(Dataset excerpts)
☆ ☆ ☆ ☆ ☆

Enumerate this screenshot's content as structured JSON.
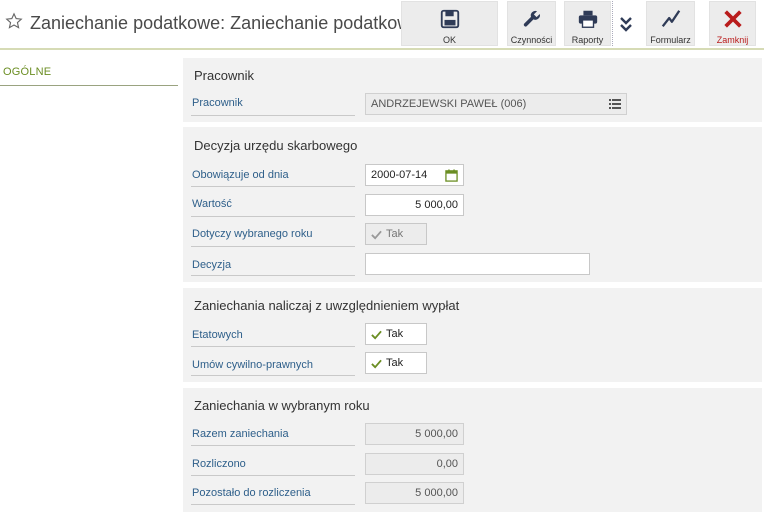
{
  "window": {
    "title": "Zaniechanie podatkowe: Zaniechanie podatkowe"
  },
  "toolbar": {
    "ok_label": "OK",
    "actions_label": "Czynności",
    "reports_label": "Raporty",
    "form_label": "Formularz",
    "close_label": "Zamknij"
  },
  "sidebar": {
    "tabs": [
      {
        "label": "OGÓLNE"
      }
    ]
  },
  "sections": {
    "employee": {
      "title": "Pracownik",
      "employee_label": "Pracownik",
      "employee_value": "ANDRZEJEWSKI PAWEŁ (006)"
    },
    "decision": {
      "title": "Decyzja urzędu skarbowego",
      "valid_from_label": "Obowiązuje od dnia",
      "valid_from_value": "2000-07-14",
      "value_label": "Wartość",
      "value_value": "5 000,00",
      "year_label": "Dotyczy wybranego roku",
      "year_value": "Tak",
      "decision_label": "Decyzja",
      "decision_value": ""
    },
    "calc": {
      "title": "Zaniechania naliczaj z uwzględnieniem wypłat",
      "full_time_label": "Etatowych",
      "full_time_value": "Tak",
      "civil_label": "Umów cywilno-prawnych",
      "civil_value": "Tak"
    },
    "year": {
      "title": "Zaniechania w wybranym roku",
      "total_label": "Razem zaniechania",
      "total_value": "5 000,00",
      "settled_label": "Rozliczono",
      "settled_value": "0,00",
      "remaining_label": "Pozostało do rozliczenia",
      "remaining_value": "5 000,00"
    }
  },
  "colors": {
    "accent_green": "#6b8e23",
    "label_blue": "#2e5f8a",
    "close_red": "#b91c1c"
  }
}
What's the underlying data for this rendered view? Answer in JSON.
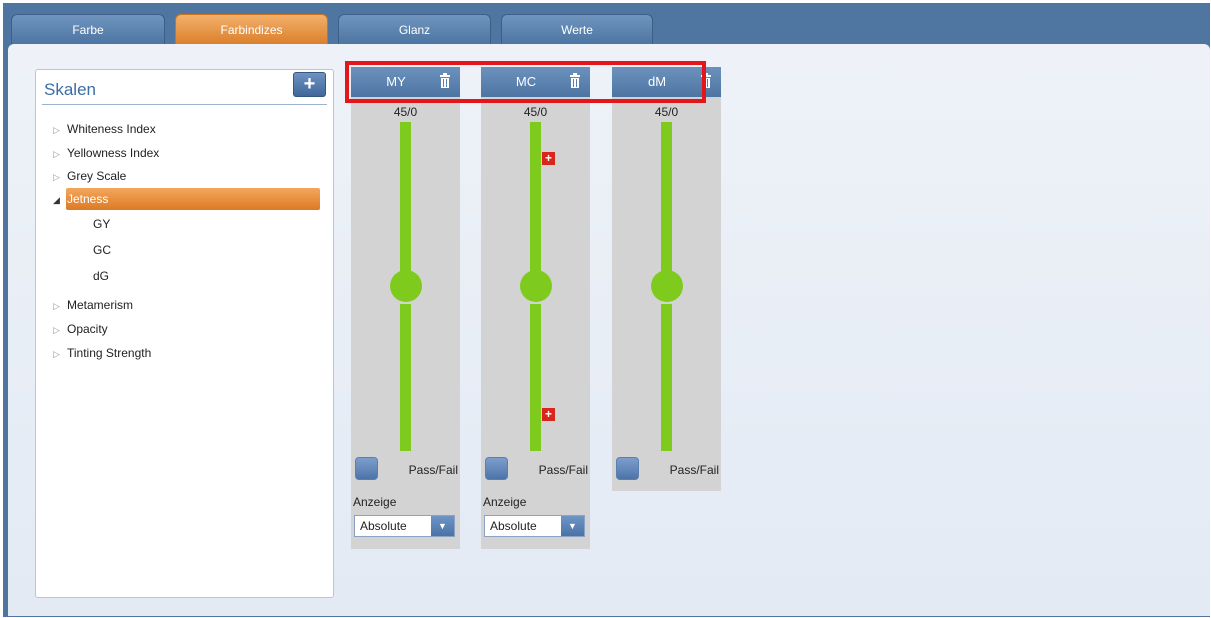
{
  "tabs": [
    {
      "label": "Farbe",
      "active": false
    },
    {
      "label": "Farbindizes",
      "active": true
    },
    {
      "label": "Glanz",
      "active": false
    },
    {
      "label": "Werte",
      "active": false
    }
  ],
  "scales": {
    "title": "Skalen",
    "add_label": "+",
    "items": [
      {
        "label": "Whiteness Index",
        "expanded": false
      },
      {
        "label": "Yellowness Index",
        "expanded": false
      },
      {
        "label": "Grey Scale",
        "expanded": false
      },
      {
        "label": "Jetness",
        "expanded": true,
        "selected": true,
        "children": [
          "GY",
          "GC",
          "dG"
        ]
      },
      {
        "label": "Metamerism",
        "expanded": false
      },
      {
        "label": "Opacity",
        "expanded": false
      },
      {
        "label": "Tinting Strength",
        "expanded": false
      }
    ]
  },
  "columns": [
    {
      "name": "MY",
      "geometry": "45/0",
      "pass_fail_label": "Pass/Fail",
      "anzeige_label": "Anzeige",
      "anzeige_value": "Absolute",
      "has_markers": false,
      "has_anzeige": true
    },
    {
      "name": "MC",
      "geometry": "45/0",
      "pass_fail_label": "Pass/Fail",
      "anzeige_label": "Anzeige",
      "anzeige_value": "Absolute",
      "has_markers": true,
      "has_anzeige": true
    },
    {
      "name": "dM",
      "geometry": "45/0",
      "pass_fail_label": "Pass/Fail",
      "has_markers": false,
      "has_anzeige": false
    }
  ],
  "icons": {
    "trash": "trash-icon",
    "plus": "plus-icon",
    "dropdown": "chevron-down-icon"
  },
  "colors": {
    "accent": "#dd7a24",
    "slider": "#7ecb1e",
    "highlight_box": "#e3161b",
    "marker": "#d9261c"
  }
}
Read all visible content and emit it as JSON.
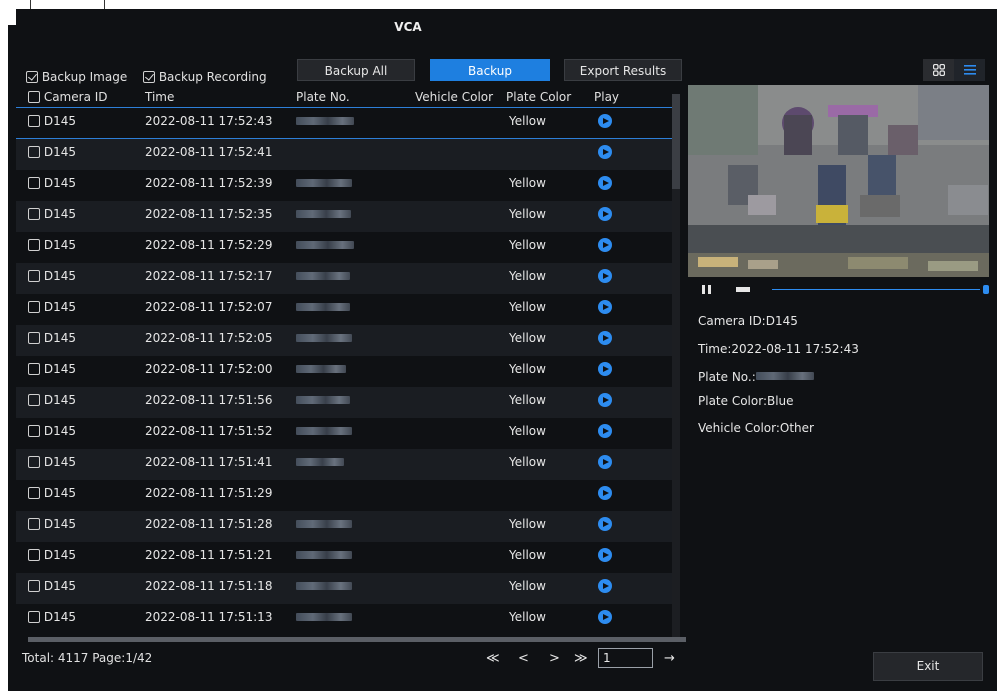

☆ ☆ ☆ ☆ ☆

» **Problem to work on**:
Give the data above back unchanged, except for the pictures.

» **Written response**:
Enumerate this screenshot's content as structured JSON.
{
  "window": {
    "title": "Zaniechanie podatkowe: Zaniechanie podatkowe"
  },
  "toolbar": {
    "ok_label": "OK",
    "actions_label": "Czynności",
    "reports_label": "Raporty",
    "form_label": "Formularz",
    "close_label": "Zamknij"
  },
  "sidebar": {
    "tabs": [
      {
        "label": "OGÓLNE"
      }
    ]
  },
  "sections": {
    "employee": {
      "title": "Pracownik",
      "employee_label": "Pracownik",
      "employee_value": "ANDRZEJEWSKI PAWEŁ (006)"
    },
    "decision": {
      "title": "Decyzja urzędu skarbowego",
      "valid_from_label": "Obowiązuje od dnia",
      "valid_from_value": "2000-07-14",
      "value_label": "Wartość",
      "value_value": "5 000,00",
      "year_label": "Dotyczy wybranego roku",
      "year_value": "Tak",
      "decision_label": "Decyzja",
      "decision_value": ""
    },
    "calc": {
      "title": "Zaniechania naliczaj z uwzględnieniem wypłat",
      "full_time_label": "Etatowych",
      "full_time_value": "Tak",
      "civil_label": "Umów cywilno-prawnych",
      "civil_value": "Tak"
    },
    "year": {
      "title": "Zaniechania w wybranym roku",
      "total_label": "Razem zaniechania",
      "total_value": "5 000,00",
      "settled_label": "Rozliczono",
      "settled_value": "0,00",
      "remaining_label": "Pozostało do rozliczenia",
      "remaining_value": "5 000,00"
    }
  },
  "colors": {
    "accent_green": "#6b8e23",
    "label_blue": "#2e5f8a",
    "close_red": "#b91c1c"
  }
}
What's the underlying data for this rendered view? Answer in JSON.
{
  "tabs": [
    {
      "label": "Farbe",
      "active": false
    },
    {
      "label": "Farbindizes",
      "active": true
    },
    {
      "label": "Glanz",
      "active": false
    },
    {
      "label": "Werte",
      "active": false
    }
  ],
  "scales": {
    "title": "Skalen",
    "add_label": "+",
    "items": [
      {
        "label": "Whiteness Index",
        "expanded": false
      },
      {
        "label": "Yellowness Index",
        "expanded": false
      },
      {
        "label": "Grey Scale",
        "expanded": false
      },
      {
        "label": "Jetness",
        "expanded": true,
        "selected": true,
        "children": [
          "GY",
          "GC",
          "dG"
        ]
      },
      {
        "label": "Metamerism",
        "expanded": false
      },
      {
        "label": "Opacity",
        "expanded": false
      },
      {
        "label": "Tinting Strength",
        "expanded": false
      }
    ]
  },
  "columns": [
    {
      "name": "MY",
      "geometry": "45/0",
      "pass_fail_label": "Pass/Fail",
      "anzeige_label": "Anzeige",
      "anzeige_value": "Absolute",
      "has_markers": false,
      "has_anzeige": true
    },
    {
      "name": "MC",
      "geometry": "45/0",
      "pass_fail_label": "Pass/Fail",
      "anzeige_label": "Anzeige",
      "anzeige_value": "Absolute",
      "has_markers": true,
      "has_anzeige": true
    },
    {
      "name": "dM",
      "geometry": "45/0",
      "pass_fail_label": "Pass/Fail",
      "has_markers": false,
      "has_anzeige": false
    }
  ],
  "icons": {
    "trash": "trash-icon",
    "plus": "plus-icon",
    "dropdown": "chevron-down-icon"
  },
  "colors": {
    "accent": "#dd7a24",
    "slider": "#7ecb1e",
    "highlight_box": "#e3161b",
    "marker": "#d9261c"
  }
}
Read all visible content and emit it as JSON.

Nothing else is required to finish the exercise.